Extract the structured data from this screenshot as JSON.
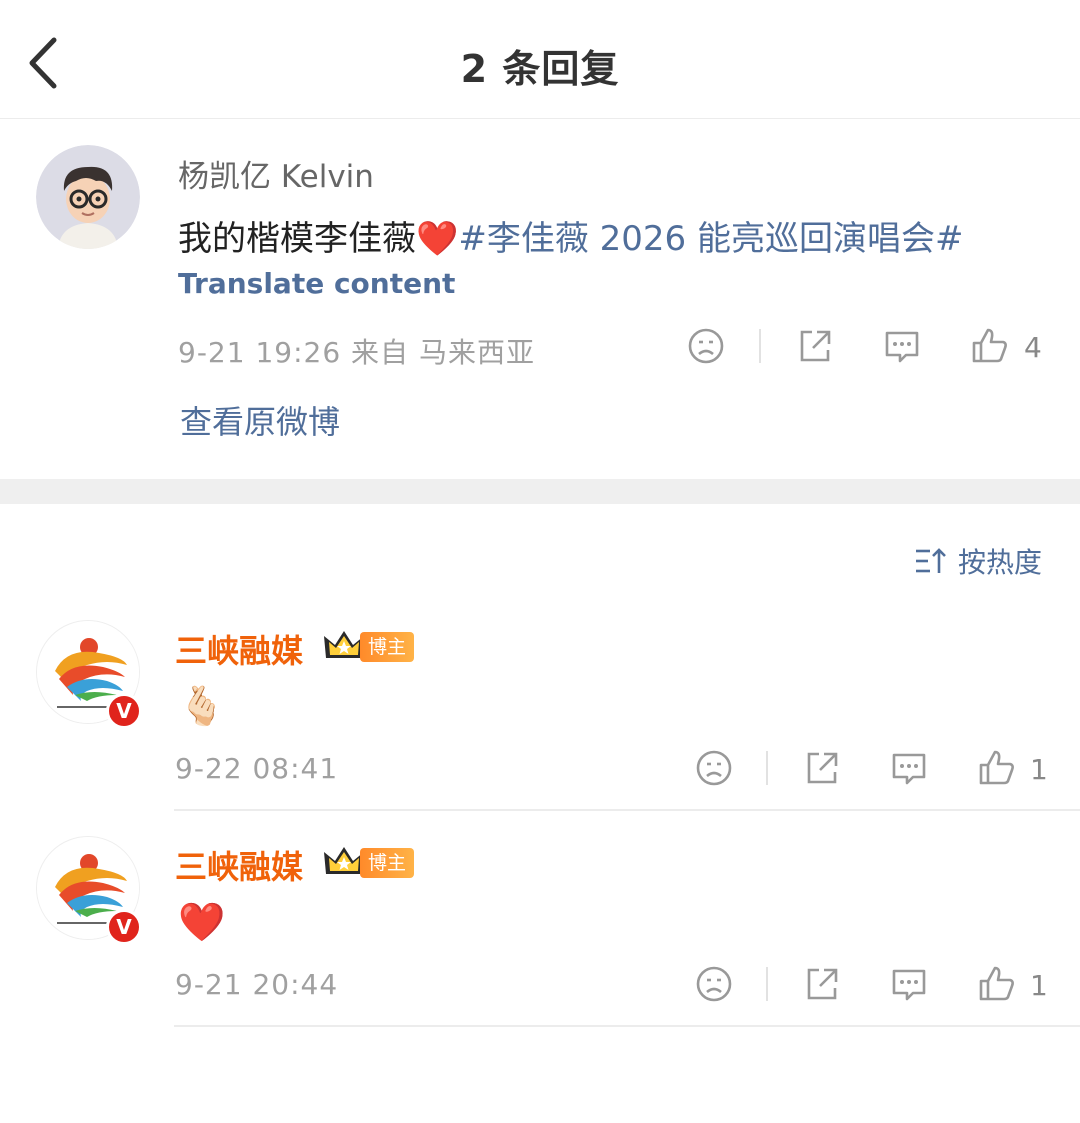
{
  "header": {
    "title": "2 条回复"
  },
  "main_comment": {
    "username": "杨凯亿 Kelvin",
    "text": "我的楷模李佳薇",
    "emoji": "❤️",
    "topic": "#李佳薇 2026 能亮巡回演唱会#",
    "translate_label": "Translate content",
    "meta": "9-21 19:26  来自 马来西亚",
    "likes": "4",
    "view_original_label": "查看原微博"
  },
  "sort": {
    "label": "按热度"
  },
  "replies": [
    {
      "username": "三峡融媒",
      "badge": "博主",
      "emoji": "🫰🏻",
      "meta": "9-22 08:41",
      "likes": "1"
    },
    {
      "username": "三峡融媒",
      "badge": "博主",
      "emoji": "❤️",
      "meta": "9-21 20:44",
      "likes": "1"
    }
  ],
  "colors": {
    "link_blue": "#506e9a",
    "accent_orange": "#f0620a",
    "meta_gray": "#a0a0a0"
  },
  "icons": [
    "back-arrow-icon",
    "dislike-face-icon",
    "share-icon",
    "comment-icon",
    "thumb-up-icon",
    "sort-icon",
    "crown-icon",
    "verified-v-icon"
  ]
}
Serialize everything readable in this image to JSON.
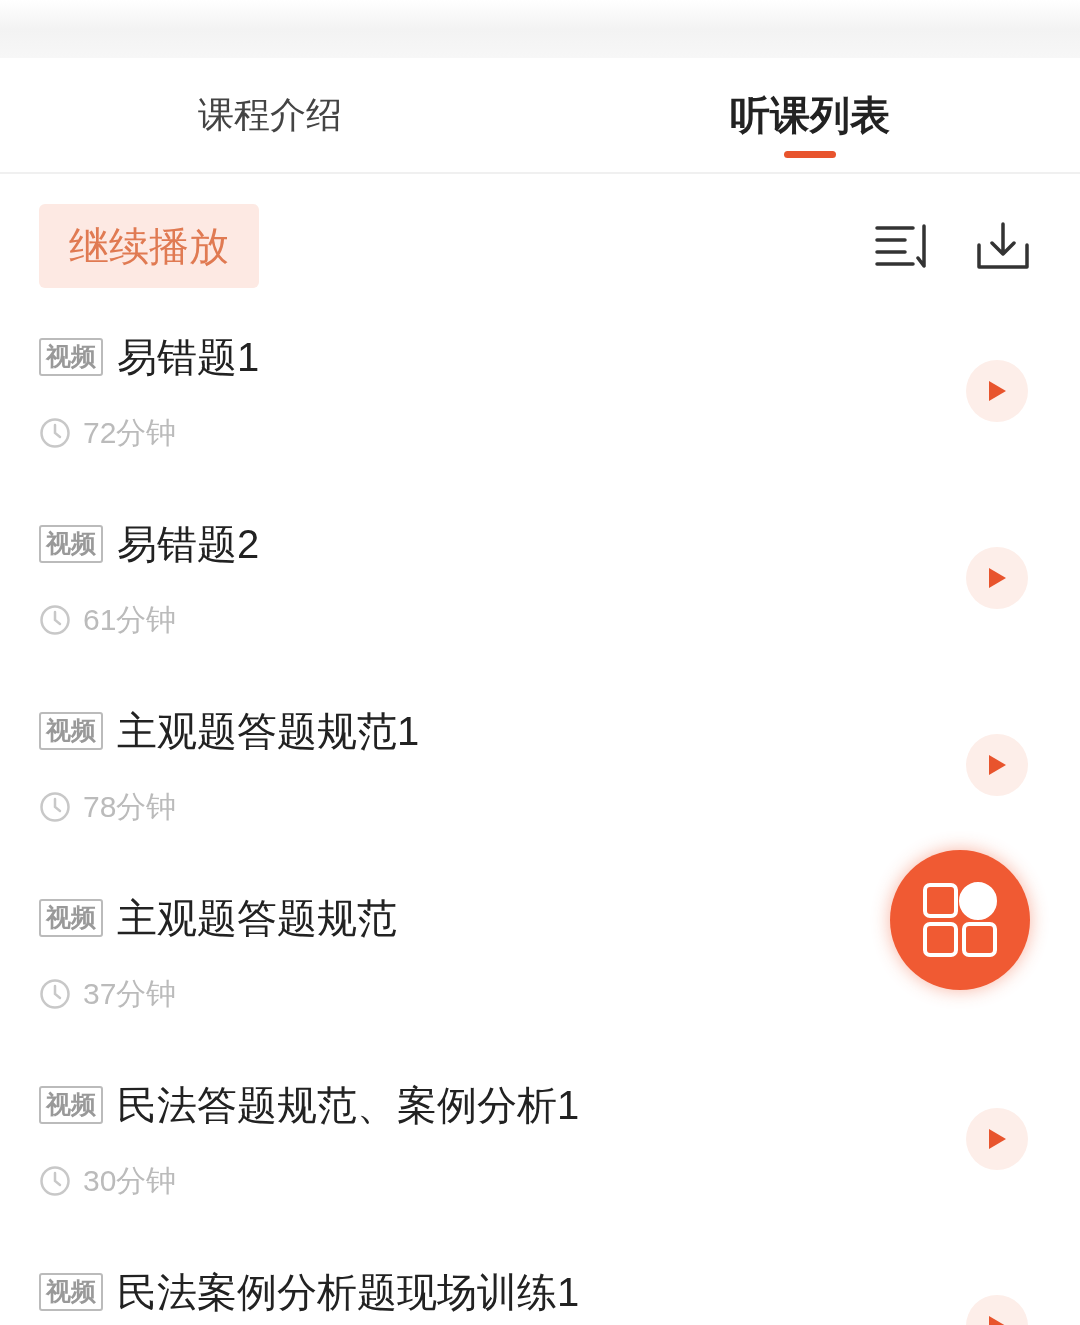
{
  "tabs": [
    {
      "label": "课程介绍",
      "selected": false
    },
    {
      "label": "听课列表",
      "selected": true
    }
  ],
  "continue_button": "继续播放",
  "lessons": [
    {
      "tag": "视频",
      "title": "易错题1",
      "duration": "72分钟"
    },
    {
      "tag": "视频",
      "title": "易错题2",
      "duration": "61分钟"
    },
    {
      "tag": "视频",
      "title": "主观题答题规范1",
      "duration": "78分钟"
    },
    {
      "tag": "视频",
      "title": "主观题答题规范",
      "duration": "37分钟",
      "play_visible": false
    },
    {
      "tag": "视频",
      "title": "民法答题规范、案例分析1",
      "duration": "30分钟"
    },
    {
      "tag": "视频",
      "title": "民法案例分析题现场训练1"
    }
  ]
}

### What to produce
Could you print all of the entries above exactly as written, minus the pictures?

### Exercise solution
Extract the structured data from this screenshot as JSON.
{
  "header": {
    "title": "2 条回复"
  },
  "main_comment": {
    "username": "杨凯亿 Kelvin",
    "text": "我的楷模李佳薇",
    "emoji": "❤️",
    "topic": "#李佳薇 2026 能亮巡回演唱会#",
    "translate_label": "Translate content",
    "meta": "9-21 19:26  来自 马来西亚",
    "likes": "4",
    "view_original_label": "查看原微博"
  },
  "sort": {
    "label": "按热度"
  },
  "replies": [
    {
      "username": "三峡融媒",
      "badge": "博主",
      "emoji": "🫰🏻",
      "meta": "9-22 08:41",
      "likes": "1"
    },
    {
      "username": "三峡融媒",
      "badge": "博主",
      "emoji": "❤️",
      "meta": "9-21 20:44",
      "likes": "1"
    }
  ],
  "colors": {
    "link_blue": "#506e9a",
    "accent_orange": "#f0620a",
    "meta_gray": "#a0a0a0"
  },
  "icons": [
    "back-arrow-icon",
    "dislike-face-icon",
    "share-icon",
    "comment-icon",
    "thumb-up-icon",
    "sort-icon",
    "crown-icon",
    "verified-v-icon"
  ]
}
Serialize everything readable in this image to JSON.
{
  "tabs": [
    {
      "label": "课程介绍",
      "selected": false
    },
    {
      "label": "听课列表",
      "selected": true
    }
  ],
  "continue_button": "继续播放",
  "lessons": [
    {
      "tag": "视频",
      "title": "易错题1",
      "duration": "72分钟"
    },
    {
      "tag": "视频",
      "title": "易错题2",
      "duration": "61分钟"
    },
    {
      "tag": "视频",
      "title": "主观题答题规范1",
      "duration": "78分钟"
    },
    {
      "tag": "视频",
      "title": "主观题答题规范",
      "duration": "37分钟",
      "play_visible": false
    },
    {
      "tag": "视频",
      "title": "民法答题规范、案例分析1",
      "duration": "30分钟"
    },
    {
      "tag": "视频",
      "title": "民法案例分析题现场训练1"
    }
  ]
}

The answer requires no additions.